• Problem description
Could you print each line of the material below exactly?

• Data for this task
————————

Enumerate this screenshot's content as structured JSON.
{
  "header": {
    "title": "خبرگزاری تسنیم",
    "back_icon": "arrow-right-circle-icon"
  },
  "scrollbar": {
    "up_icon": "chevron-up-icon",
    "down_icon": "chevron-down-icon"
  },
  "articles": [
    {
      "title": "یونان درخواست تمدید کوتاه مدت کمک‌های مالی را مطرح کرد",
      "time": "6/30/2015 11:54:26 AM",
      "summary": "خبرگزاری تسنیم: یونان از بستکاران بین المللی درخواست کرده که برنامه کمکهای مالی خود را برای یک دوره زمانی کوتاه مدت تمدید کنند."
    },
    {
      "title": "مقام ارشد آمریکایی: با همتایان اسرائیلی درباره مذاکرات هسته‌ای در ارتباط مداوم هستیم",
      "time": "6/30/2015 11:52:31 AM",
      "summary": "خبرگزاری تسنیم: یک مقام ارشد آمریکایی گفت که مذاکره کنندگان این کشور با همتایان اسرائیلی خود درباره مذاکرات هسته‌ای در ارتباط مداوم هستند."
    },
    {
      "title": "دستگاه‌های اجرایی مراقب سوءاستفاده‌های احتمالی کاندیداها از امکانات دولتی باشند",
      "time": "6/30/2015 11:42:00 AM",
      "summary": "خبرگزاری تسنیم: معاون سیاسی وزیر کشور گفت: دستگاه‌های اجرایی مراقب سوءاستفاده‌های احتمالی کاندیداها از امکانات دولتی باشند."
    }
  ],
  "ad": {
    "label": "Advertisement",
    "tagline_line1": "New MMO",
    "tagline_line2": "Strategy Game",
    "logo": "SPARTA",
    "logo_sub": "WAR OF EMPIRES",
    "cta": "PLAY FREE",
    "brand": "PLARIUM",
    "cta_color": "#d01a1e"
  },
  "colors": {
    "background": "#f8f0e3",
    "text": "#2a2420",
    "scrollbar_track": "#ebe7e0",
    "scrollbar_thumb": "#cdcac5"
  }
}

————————

• Solution below
Enumerate this screenshot's content as structured JSON.
{
  "header": {
    "title": "خبرگزاری تسنیم",
    "back_icon": "arrow-right-circle-icon"
  },
  "scrollbar": {
    "up_icon": "chevron-up-icon",
    "down_icon": "chevron-down-icon"
  },
  "articles": [
    {
      "title": "یونان درخواست تمدید کوتاه مدت کمک‌های مالی را مطرح کرد",
      "time": "6/30/2015 11:54:26 AM",
      "summary": "خبرگزاری تسنیم: یونان از بستکاران بین المللی درخواست کرده که برنامه کمکهای مالی خود را برای یک دوره زمانی کوتاه مدت تمدید کنند."
    },
    {
      "title": "مقام ارشد آمریکایی: با همتایان اسرائیلی درباره مذاکرات هسته‌ای در ارتباط مداوم هستیم",
      "time": "6/30/2015 11:52:31 AM",
      "summary": "خبرگزاری تسنیم: یک مقام ارشد آمریکایی گفت که مذاکره کنندگان این کشور با همتایان اسرائیلی خود درباره مذاکرات هسته‌ای در ارتباط مداوم هستند."
    },
    {
      "title": "دستگاه‌های اجرایی مراقب سوءاستفاده‌های احتمالی کاندیداها از امکانات دولتی باشند",
      "time": "6/30/2015 11:42:00 AM",
      "summary": "خبرگزاری تسنیم: معاون سیاسی وزیر کشور گفت: دستگاه‌های اجرایی مراقب سوءاستفاده‌های احتمالی کاندیداها از امکانات دولتی باشند."
    }
  ],
  "ad": {
    "label": "Advertisement",
    "tagline_line1": "New MMO",
    "tagline_line2": "Strategy Game",
    "logo": "SPARTA",
    "logo_sub": "WAR OF EMPIRES",
    "cta": "PLAY FREE",
    "brand": "PLARIUM",
    "cta_color": "#d01a1e"
  },
  "colors": {
    "background": "#f8f0e3",
    "text": "#2a2420",
    "scrollbar_track": "#ebe7e0",
    "scrollbar_thumb": "#cdcac5"
  }
}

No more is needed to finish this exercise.